Given records below:

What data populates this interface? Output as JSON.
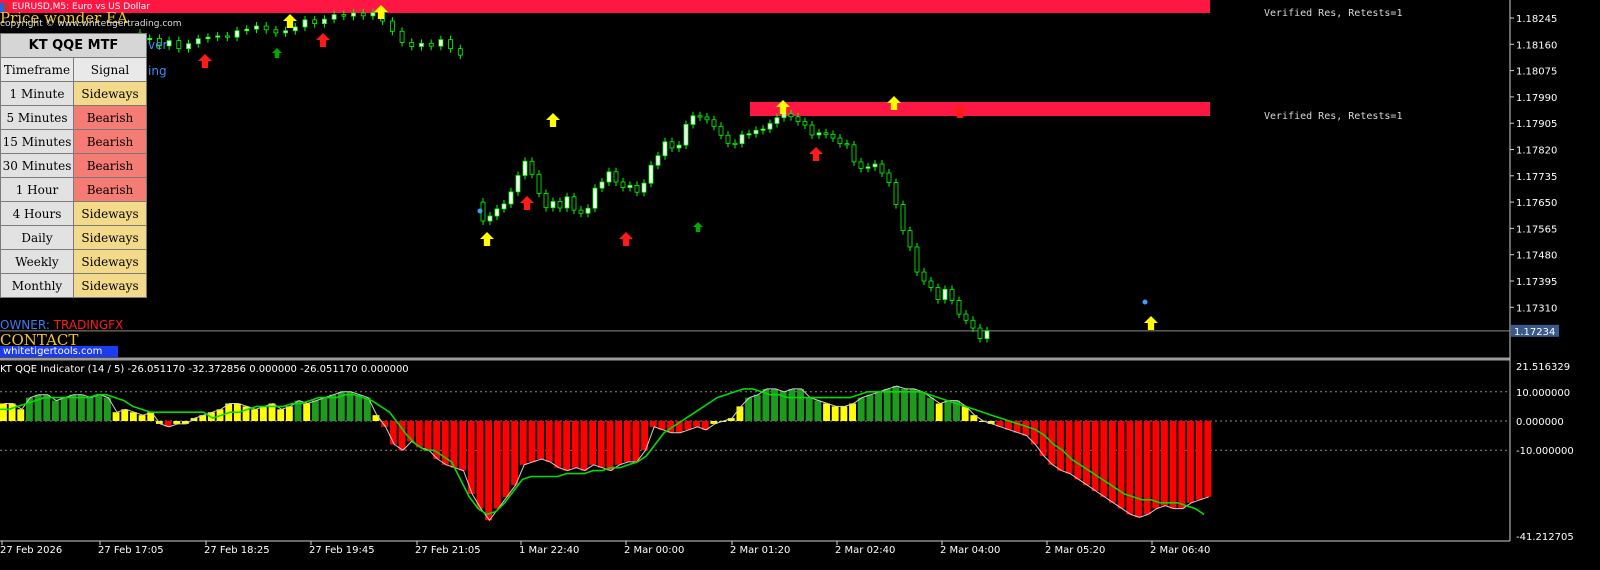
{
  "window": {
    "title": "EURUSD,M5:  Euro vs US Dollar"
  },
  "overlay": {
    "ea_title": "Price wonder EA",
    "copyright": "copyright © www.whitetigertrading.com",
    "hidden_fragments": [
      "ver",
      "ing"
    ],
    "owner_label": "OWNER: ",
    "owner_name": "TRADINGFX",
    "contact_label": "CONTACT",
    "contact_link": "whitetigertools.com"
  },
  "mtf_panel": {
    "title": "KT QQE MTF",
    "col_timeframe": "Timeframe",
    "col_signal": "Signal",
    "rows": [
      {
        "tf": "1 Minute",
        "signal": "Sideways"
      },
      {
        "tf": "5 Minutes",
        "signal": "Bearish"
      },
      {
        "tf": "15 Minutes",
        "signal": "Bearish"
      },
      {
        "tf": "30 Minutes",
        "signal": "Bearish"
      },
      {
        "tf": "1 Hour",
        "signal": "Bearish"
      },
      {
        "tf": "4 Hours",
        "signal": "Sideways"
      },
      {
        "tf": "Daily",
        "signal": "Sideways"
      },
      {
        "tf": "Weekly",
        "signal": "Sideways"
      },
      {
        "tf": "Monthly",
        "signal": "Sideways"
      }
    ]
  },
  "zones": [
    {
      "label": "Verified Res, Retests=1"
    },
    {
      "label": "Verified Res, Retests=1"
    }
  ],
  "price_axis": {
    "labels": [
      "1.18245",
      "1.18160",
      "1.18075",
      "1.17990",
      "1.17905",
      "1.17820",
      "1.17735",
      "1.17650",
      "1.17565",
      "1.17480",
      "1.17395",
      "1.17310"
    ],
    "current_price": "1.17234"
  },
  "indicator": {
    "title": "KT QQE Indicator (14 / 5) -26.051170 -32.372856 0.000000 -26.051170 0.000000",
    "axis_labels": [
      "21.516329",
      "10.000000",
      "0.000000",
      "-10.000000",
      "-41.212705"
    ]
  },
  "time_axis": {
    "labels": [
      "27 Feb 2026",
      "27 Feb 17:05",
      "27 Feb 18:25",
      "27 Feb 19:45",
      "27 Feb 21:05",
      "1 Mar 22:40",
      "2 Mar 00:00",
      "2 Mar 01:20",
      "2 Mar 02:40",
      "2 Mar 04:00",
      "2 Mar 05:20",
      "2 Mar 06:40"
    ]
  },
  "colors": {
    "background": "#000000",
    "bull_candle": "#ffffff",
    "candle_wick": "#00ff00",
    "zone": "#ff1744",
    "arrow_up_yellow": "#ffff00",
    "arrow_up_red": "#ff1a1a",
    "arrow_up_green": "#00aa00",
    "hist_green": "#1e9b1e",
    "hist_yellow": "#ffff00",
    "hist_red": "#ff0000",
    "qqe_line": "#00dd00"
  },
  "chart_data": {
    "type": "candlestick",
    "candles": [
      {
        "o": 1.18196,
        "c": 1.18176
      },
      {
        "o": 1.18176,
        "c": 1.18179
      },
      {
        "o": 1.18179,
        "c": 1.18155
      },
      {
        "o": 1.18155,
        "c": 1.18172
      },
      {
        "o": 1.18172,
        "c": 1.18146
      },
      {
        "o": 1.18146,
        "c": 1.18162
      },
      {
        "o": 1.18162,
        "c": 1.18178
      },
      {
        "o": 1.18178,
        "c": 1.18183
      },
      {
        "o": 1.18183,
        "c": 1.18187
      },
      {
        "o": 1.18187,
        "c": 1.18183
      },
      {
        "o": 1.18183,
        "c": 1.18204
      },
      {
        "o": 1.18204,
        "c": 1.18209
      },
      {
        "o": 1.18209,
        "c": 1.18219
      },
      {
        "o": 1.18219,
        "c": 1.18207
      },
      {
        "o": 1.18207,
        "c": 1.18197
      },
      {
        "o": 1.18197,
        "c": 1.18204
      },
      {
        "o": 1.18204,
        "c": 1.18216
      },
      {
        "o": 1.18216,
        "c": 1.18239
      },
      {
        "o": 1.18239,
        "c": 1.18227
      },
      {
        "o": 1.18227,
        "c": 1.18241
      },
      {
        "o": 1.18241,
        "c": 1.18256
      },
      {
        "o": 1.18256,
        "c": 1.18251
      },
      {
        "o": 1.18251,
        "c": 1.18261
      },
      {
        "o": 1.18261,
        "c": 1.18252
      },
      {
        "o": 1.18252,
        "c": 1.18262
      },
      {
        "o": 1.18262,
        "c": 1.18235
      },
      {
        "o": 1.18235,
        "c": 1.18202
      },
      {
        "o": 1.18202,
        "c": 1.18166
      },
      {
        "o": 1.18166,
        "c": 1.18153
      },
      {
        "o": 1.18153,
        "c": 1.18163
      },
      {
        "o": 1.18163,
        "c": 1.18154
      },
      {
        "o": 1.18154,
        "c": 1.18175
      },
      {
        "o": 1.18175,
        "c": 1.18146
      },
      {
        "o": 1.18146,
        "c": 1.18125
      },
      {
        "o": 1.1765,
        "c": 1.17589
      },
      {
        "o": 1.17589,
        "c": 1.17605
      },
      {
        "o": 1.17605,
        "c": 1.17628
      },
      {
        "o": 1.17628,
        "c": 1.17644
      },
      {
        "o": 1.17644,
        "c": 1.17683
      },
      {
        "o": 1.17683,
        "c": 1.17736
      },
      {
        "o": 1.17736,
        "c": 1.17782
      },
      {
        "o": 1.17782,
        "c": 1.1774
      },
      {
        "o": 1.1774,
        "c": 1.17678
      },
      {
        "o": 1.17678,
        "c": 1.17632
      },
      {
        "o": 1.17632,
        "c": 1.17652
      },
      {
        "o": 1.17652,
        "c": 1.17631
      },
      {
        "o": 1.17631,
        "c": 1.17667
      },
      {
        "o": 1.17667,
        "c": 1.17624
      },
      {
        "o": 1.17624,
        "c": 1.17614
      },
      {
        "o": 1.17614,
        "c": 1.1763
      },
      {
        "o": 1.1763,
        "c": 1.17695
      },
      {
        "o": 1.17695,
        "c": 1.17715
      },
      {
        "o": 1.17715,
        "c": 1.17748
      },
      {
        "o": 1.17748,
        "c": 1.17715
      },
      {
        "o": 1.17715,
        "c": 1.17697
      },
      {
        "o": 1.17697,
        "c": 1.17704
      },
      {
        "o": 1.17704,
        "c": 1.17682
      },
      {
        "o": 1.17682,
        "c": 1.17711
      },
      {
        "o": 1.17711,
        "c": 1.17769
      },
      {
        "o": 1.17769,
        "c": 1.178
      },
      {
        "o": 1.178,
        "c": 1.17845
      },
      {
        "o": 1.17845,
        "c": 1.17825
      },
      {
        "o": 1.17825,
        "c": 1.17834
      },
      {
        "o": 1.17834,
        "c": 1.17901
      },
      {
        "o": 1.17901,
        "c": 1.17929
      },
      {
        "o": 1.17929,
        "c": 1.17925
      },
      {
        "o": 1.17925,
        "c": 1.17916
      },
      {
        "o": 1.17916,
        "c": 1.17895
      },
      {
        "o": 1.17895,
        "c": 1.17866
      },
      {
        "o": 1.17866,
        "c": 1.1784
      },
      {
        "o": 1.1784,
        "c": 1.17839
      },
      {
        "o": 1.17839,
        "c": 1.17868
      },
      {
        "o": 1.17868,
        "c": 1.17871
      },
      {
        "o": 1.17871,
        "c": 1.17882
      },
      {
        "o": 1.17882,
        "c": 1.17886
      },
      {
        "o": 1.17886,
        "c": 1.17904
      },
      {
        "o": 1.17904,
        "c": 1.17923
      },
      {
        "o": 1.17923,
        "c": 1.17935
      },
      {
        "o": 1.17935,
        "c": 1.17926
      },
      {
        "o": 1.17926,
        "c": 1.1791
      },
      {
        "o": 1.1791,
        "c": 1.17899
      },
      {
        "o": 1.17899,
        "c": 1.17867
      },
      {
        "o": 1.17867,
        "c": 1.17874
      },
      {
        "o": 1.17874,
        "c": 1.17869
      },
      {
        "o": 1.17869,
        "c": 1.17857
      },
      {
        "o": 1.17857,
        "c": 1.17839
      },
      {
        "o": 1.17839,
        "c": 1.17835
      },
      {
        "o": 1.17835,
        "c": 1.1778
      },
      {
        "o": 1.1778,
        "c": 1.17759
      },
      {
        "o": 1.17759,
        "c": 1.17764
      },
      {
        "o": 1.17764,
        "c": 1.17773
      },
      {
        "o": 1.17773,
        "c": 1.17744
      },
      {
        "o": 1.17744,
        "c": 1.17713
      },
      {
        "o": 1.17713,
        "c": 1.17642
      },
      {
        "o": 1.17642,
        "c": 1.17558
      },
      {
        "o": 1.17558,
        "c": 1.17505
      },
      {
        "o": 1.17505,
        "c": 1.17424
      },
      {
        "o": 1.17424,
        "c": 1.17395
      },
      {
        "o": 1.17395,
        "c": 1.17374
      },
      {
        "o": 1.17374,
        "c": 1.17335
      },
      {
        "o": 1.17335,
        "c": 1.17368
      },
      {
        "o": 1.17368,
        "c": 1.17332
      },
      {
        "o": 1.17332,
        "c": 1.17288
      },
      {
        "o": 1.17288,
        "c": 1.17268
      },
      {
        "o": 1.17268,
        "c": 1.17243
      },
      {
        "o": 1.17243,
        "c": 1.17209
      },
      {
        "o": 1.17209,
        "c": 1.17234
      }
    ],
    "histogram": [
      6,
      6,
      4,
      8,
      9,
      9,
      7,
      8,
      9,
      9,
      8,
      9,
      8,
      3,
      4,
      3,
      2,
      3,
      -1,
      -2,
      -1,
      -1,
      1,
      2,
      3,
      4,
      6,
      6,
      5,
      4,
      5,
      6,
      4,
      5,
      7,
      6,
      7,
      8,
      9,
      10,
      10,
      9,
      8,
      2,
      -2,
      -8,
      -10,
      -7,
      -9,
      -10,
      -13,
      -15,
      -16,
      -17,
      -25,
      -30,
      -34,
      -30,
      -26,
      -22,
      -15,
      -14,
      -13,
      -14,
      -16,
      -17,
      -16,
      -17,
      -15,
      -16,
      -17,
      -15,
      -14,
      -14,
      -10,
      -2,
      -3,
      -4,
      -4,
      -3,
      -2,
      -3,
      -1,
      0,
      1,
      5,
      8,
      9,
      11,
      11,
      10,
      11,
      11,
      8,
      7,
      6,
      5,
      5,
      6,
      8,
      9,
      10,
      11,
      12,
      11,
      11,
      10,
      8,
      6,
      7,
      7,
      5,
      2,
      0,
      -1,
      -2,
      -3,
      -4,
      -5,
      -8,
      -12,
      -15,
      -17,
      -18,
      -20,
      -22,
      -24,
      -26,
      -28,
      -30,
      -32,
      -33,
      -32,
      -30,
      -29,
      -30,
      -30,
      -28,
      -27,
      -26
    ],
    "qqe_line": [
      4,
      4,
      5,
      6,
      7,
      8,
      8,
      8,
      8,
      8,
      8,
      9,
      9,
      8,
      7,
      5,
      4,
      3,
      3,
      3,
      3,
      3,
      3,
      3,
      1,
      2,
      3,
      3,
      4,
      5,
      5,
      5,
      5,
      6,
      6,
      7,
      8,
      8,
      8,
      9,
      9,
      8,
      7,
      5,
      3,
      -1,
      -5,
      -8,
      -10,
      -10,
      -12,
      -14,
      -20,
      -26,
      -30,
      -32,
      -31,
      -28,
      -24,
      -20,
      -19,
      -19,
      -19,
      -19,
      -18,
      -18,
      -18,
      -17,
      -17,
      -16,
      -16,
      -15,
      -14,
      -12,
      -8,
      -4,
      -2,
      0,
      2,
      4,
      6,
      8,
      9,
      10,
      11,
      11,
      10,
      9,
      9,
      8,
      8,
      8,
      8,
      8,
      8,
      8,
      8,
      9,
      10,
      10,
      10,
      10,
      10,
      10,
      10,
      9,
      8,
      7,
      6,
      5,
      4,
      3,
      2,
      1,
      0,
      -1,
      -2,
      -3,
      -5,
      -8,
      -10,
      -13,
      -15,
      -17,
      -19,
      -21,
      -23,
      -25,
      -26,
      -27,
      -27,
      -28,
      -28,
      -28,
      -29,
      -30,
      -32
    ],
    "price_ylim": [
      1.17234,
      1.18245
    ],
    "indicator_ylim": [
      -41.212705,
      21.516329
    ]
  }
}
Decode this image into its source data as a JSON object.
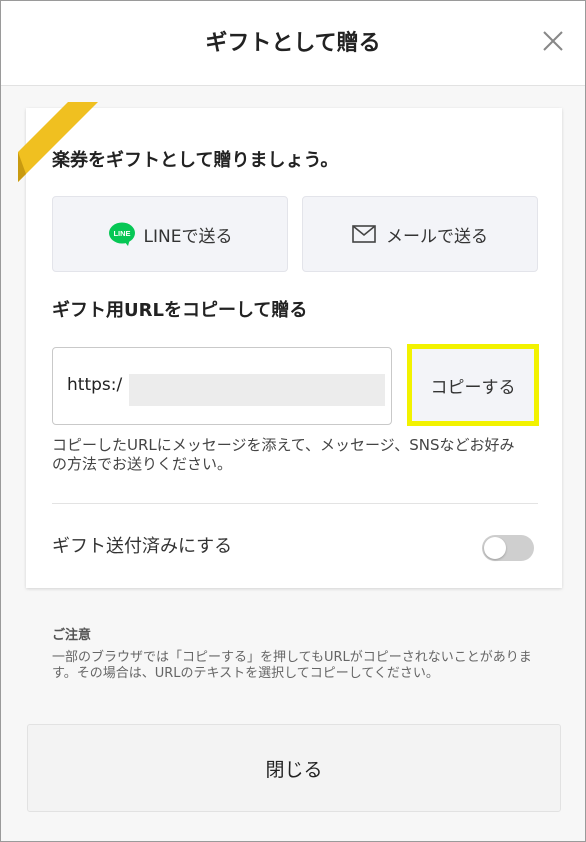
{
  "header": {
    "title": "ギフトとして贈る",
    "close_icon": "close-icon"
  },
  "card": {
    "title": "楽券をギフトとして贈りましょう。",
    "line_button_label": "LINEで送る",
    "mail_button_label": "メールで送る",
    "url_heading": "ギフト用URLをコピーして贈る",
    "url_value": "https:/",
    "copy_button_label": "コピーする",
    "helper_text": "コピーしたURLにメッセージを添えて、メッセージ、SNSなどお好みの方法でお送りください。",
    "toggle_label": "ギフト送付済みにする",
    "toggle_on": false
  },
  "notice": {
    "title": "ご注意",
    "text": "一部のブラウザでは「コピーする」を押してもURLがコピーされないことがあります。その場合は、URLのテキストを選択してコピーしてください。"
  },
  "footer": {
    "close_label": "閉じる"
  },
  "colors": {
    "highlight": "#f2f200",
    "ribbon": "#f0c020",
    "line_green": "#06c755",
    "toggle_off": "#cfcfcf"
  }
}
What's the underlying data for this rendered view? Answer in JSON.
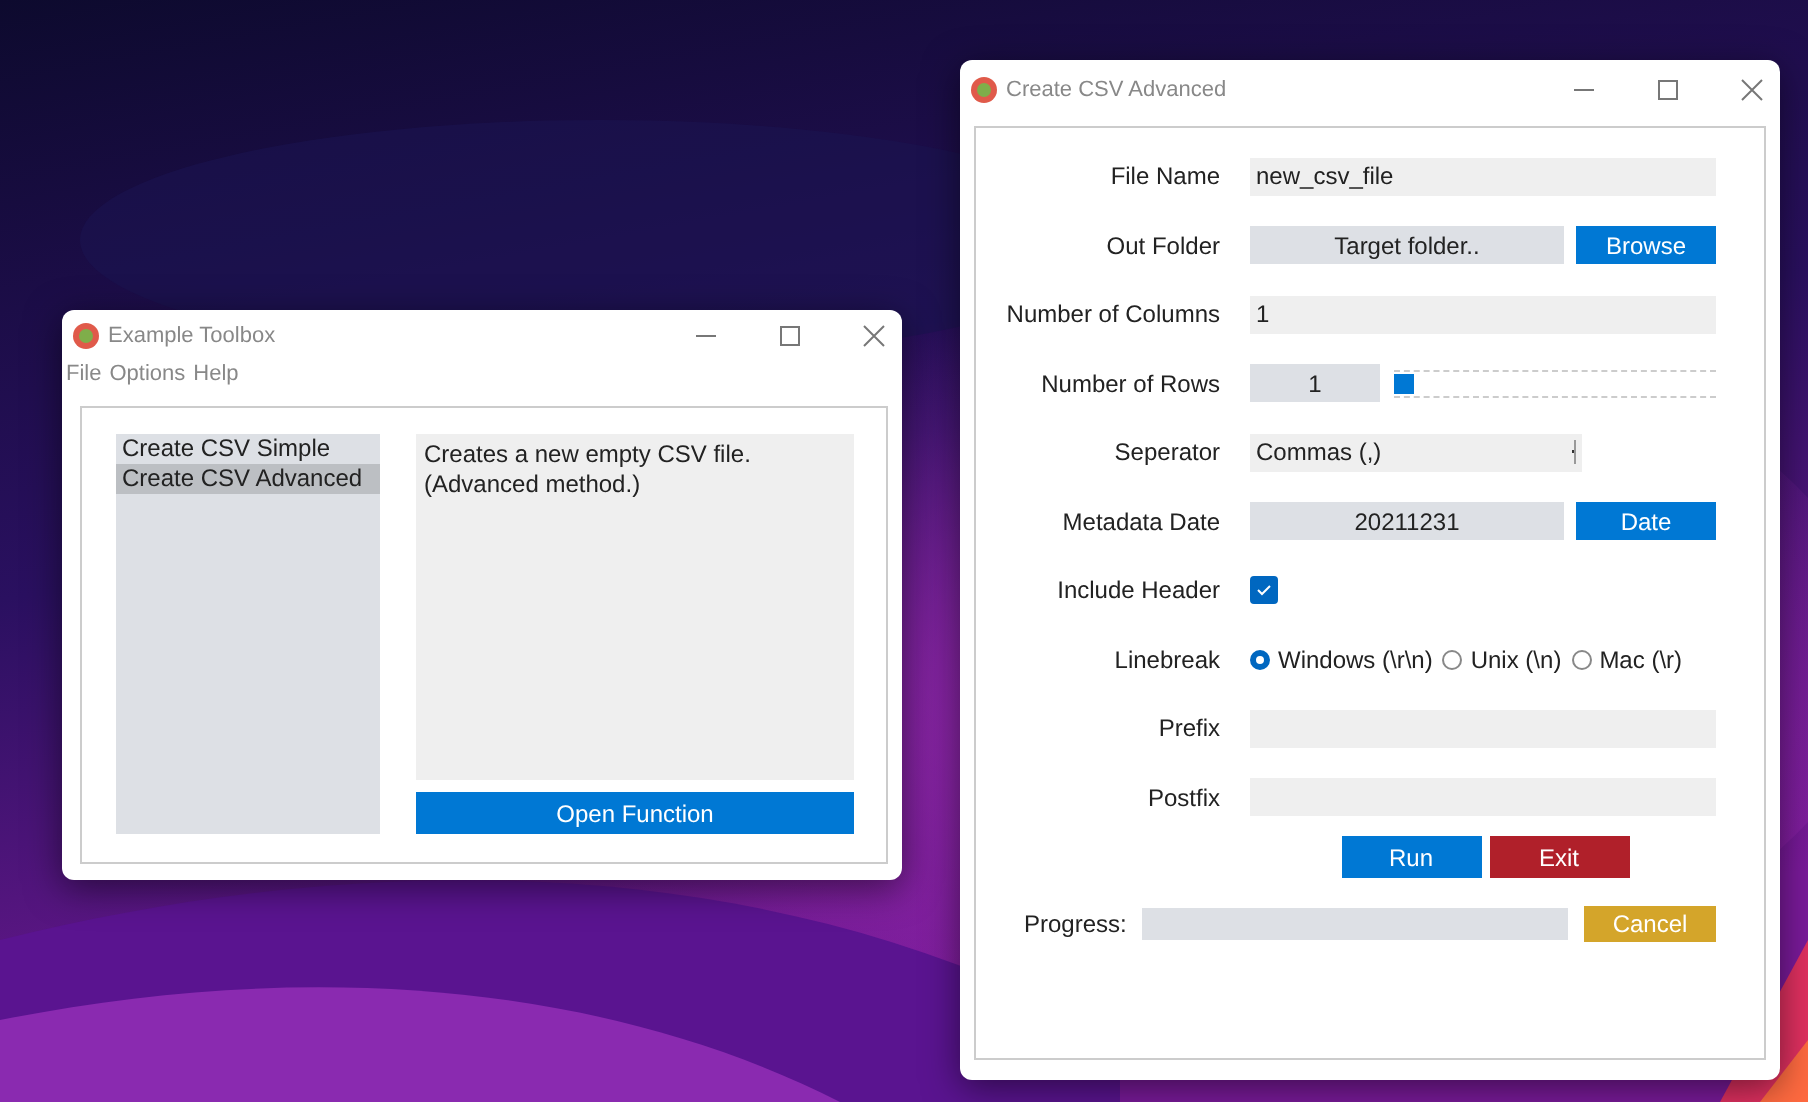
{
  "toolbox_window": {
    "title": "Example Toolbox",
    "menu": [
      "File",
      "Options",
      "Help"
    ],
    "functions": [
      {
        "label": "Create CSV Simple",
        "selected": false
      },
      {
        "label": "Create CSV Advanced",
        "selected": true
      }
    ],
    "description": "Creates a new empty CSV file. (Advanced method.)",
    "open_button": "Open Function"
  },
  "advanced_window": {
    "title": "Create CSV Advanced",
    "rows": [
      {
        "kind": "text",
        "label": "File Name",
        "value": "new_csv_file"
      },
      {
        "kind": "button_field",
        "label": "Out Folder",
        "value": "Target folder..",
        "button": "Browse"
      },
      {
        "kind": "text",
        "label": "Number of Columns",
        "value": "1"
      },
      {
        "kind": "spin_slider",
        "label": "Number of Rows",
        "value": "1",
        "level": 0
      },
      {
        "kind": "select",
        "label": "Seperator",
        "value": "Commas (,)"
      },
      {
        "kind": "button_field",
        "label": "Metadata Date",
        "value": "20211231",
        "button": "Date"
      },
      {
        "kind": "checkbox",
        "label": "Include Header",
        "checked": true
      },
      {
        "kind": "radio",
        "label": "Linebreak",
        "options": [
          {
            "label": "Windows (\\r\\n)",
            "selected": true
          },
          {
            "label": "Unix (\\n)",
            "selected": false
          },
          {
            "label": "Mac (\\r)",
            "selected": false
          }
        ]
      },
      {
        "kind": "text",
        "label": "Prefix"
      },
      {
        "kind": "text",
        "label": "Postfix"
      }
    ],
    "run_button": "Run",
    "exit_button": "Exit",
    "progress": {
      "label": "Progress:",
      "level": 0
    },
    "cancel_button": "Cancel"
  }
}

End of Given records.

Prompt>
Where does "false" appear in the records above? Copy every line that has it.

Output for this exercise>
    "toggle_on": false
        "selected": false
            "selected": false
            "selected": false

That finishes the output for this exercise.